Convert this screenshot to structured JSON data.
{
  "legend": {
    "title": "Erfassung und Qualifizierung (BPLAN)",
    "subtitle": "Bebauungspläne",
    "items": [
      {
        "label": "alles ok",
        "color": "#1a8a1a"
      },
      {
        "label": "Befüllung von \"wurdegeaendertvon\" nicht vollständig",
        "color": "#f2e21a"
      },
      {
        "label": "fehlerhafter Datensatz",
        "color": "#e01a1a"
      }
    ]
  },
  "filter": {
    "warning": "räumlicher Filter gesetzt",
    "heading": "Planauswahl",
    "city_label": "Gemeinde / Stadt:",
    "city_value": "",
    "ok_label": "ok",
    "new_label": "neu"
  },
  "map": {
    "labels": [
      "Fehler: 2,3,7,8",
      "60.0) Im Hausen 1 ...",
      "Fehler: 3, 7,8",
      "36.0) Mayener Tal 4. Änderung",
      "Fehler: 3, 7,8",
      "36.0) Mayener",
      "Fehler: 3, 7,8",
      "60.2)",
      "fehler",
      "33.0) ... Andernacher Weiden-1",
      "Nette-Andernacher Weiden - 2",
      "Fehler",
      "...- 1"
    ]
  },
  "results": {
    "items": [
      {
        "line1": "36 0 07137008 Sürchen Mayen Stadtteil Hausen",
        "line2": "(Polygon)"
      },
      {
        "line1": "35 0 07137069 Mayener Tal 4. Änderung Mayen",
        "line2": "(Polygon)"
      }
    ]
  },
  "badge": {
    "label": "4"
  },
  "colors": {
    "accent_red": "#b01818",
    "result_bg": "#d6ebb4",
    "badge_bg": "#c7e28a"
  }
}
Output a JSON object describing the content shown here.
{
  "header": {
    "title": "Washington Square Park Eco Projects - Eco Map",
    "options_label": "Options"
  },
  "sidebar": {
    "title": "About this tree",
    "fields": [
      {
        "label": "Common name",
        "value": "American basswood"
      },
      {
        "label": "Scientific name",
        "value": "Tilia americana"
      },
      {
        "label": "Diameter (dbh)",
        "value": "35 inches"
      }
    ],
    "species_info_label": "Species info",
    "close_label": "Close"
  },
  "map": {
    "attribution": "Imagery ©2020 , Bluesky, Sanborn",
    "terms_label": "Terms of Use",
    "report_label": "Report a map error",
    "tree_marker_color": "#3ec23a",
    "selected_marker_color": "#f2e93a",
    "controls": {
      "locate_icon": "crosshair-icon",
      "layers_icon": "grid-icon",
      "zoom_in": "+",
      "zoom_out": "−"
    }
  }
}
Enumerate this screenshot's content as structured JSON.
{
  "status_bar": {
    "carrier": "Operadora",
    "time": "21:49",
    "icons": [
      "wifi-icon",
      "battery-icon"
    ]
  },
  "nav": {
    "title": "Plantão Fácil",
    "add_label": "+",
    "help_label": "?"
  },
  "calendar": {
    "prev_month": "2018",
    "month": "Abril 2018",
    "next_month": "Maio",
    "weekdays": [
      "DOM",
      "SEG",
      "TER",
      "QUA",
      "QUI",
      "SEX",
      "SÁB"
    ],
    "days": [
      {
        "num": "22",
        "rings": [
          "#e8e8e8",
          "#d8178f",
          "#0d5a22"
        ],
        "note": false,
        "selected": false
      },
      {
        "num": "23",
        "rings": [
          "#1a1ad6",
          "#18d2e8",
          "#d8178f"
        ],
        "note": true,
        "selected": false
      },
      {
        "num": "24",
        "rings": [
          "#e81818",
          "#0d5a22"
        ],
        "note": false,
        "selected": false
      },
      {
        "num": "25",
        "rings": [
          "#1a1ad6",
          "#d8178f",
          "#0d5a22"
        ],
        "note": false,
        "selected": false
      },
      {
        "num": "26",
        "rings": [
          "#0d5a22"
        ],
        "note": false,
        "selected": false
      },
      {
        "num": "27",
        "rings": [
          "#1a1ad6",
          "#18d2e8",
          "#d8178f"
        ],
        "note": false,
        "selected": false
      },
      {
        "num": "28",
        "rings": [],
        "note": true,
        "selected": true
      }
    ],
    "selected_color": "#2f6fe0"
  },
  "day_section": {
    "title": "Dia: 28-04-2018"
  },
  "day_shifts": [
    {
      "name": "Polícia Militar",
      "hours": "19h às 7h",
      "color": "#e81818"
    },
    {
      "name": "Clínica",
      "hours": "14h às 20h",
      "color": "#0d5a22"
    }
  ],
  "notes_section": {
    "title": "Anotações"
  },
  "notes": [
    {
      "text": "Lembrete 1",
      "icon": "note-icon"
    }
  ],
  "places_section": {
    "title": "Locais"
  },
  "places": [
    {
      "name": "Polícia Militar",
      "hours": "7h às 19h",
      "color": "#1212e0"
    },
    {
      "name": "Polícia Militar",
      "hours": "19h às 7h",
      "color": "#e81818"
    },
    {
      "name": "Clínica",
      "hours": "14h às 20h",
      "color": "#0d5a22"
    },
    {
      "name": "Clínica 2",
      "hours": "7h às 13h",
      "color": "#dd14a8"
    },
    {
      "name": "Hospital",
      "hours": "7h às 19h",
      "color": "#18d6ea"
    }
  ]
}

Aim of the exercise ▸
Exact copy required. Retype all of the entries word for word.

Exercise solution ▸
Convert this screenshot to structured JSON data.
{
  "legend": {
    "title": "Erfassung und Qualifizierung (BPLAN)",
    "subtitle": "Bebauungspläne",
    "items": [
      {
        "label": "alles ok",
        "color": "#1a8a1a"
      },
      {
        "label": "Befüllung von \"wurdegeaendertvon\" nicht vollständig",
        "color": "#f2e21a"
      },
      {
        "label": "fehlerhafter Datensatz",
        "color": "#e01a1a"
      }
    ]
  },
  "filter": {
    "warning": "räumlicher Filter gesetzt",
    "heading": "Planauswahl",
    "city_label": "Gemeinde / Stadt:",
    "city_value": "",
    "ok_label": "ok",
    "new_label": "neu"
  },
  "map": {
    "labels": [
      "Fehler: 2,3,7,8",
      "60.0) Im Hausen 1 ...",
      "Fehler: 3, 7,8",
      "36.0) Mayener Tal 4. Änderung",
      "Fehler: 3, 7,8",
      "36.0) Mayener",
      "Fehler: 3, 7,8",
      "60.2)",
      "fehler",
      "33.0) ... Andernacher Weiden-1",
      "Nette-Andernacher Weiden - 2",
      "Fehler",
      "...- 1"
    ]
  },
  "results": {
    "items": [
      {
        "line1": "36 0 07137008 Sürchen Mayen Stadtteil Hausen",
        "line2": "(Polygon)"
      },
      {
        "line1": "35 0 07137069 Mayener Tal 4. Änderung Mayen",
        "line2": "(Polygon)"
      }
    ]
  },
  "badge": {
    "label": "4"
  },
  "colors": {
    "accent_red": "#b01818",
    "result_bg": "#d6ebb4",
    "badge_bg": "#c7e28a"
  }
}
Output a JSON object describing the content shown here.
{
  "header": {
    "title": "Washington Square Park Eco Projects - Eco Map",
    "options_label": "Options"
  },
  "sidebar": {
    "title": "About this tree",
    "fields": [
      {
        "label": "Common name",
        "value": "American basswood"
      },
      {
        "label": "Scientific name",
        "value": "Tilia americana"
      },
      {
        "label": "Diameter (dbh)",
        "value": "35 inches"
      }
    ],
    "species_info_label": "Species info",
    "close_label": "Close"
  },
  "map": {
    "attribution": "Imagery ©2020 , Bluesky, Sanborn",
    "terms_label": "Terms of Use",
    "report_label": "Report a map error",
    "tree_marker_color": "#3ec23a",
    "selected_marker_color": "#f2e93a",
    "controls": {
      "locate_icon": "crosshair-icon",
      "layers_icon": "grid-icon",
      "zoom_in": "+",
      "zoom_out": "−"
    }
  }
}
Enumerate this screenshot's content as structured JSON.
{
  "status_bar": {
    "carrier": "Operadora",
    "time": "21:49",
    "icons": [
      "wifi-icon",
      "battery-icon"
    ]
  },
  "nav": {
    "title": "Plantão Fácil",
    "add_label": "+",
    "help_label": "?"
  },
  "calendar": {
    "prev_month": "2018",
    "month": "Abril 2018",
    "next_month": "Maio",
    "weekdays": [
      "DOM",
      "SEG",
      "TER",
      "QUA",
      "QUI",
      "SEX",
      "SÁB"
    ],
    "days": [
      {
        "num": "22",
        "rings": [
          "#e8e8e8",
          "#d8178f",
          "#0d5a22"
        ],
        "note": false,
        "selected": false
      },
      {
        "num": "23",
        "rings": [
          "#1a1ad6",
          "#18d2e8",
          "#d8178f"
        ],
        "note": true,
        "selected": false
      },
      {
        "num": "24",
        "rings": [
          "#e81818",
          "#0d5a22"
        ],
        "note": false,
        "selected": false
      },
      {
        "num": "25",
        "rings": [
          "#1a1ad6",
          "#d8178f",
          "#0d5a22"
        ],
        "note": false,
        "selected": false
      },
      {
        "num": "26",
        "rings": [
          "#0d5a22"
        ],
        "note": false,
        "selected": false
      },
      {
        "num": "27",
        "rings": [
          "#1a1ad6",
          "#18d2e8",
          "#d8178f"
        ],
        "note": false,
        "selected": false
      },
      {
        "num": "28",
        "rings": [],
        "note": true,
        "selected": true
      }
    ],
    "selected_color": "#2f6fe0"
  },
  "day_section": {
    "title": "Dia: 28-04-2018"
  },
  "day_shifts": [
    {
      "name": "Polícia Militar",
      "hours": "19h às 7h",
      "color": "#e81818"
    },
    {
      "name": "Clínica",
      "hours": "14h às 20h",
      "color": "#0d5a22"
    }
  ],
  "notes_section": {
    "title": "Anotações"
  },
  "notes": [
    {
      "text": "Lembrete 1",
      "icon": "note-icon"
    }
  ],
  "places_section": {
    "title": "Locais"
  },
  "places": [
    {
      "name": "Polícia Militar",
      "hours": "7h às 19h",
      "color": "#1212e0"
    },
    {
      "name": "Polícia Militar",
      "hours": "19h às 7h",
      "color": "#e81818"
    },
    {
      "name": "Clínica",
      "hours": "14h às 20h",
      "color": "#0d5a22"
    },
    {
      "name": "Clínica 2",
      "hours": "7h às 13h",
      "color": "#dd14a8"
    },
    {
      "name": "Hospital",
      "hours": "7h às 19h",
      "color": "#18d6ea"
    }
  ]
}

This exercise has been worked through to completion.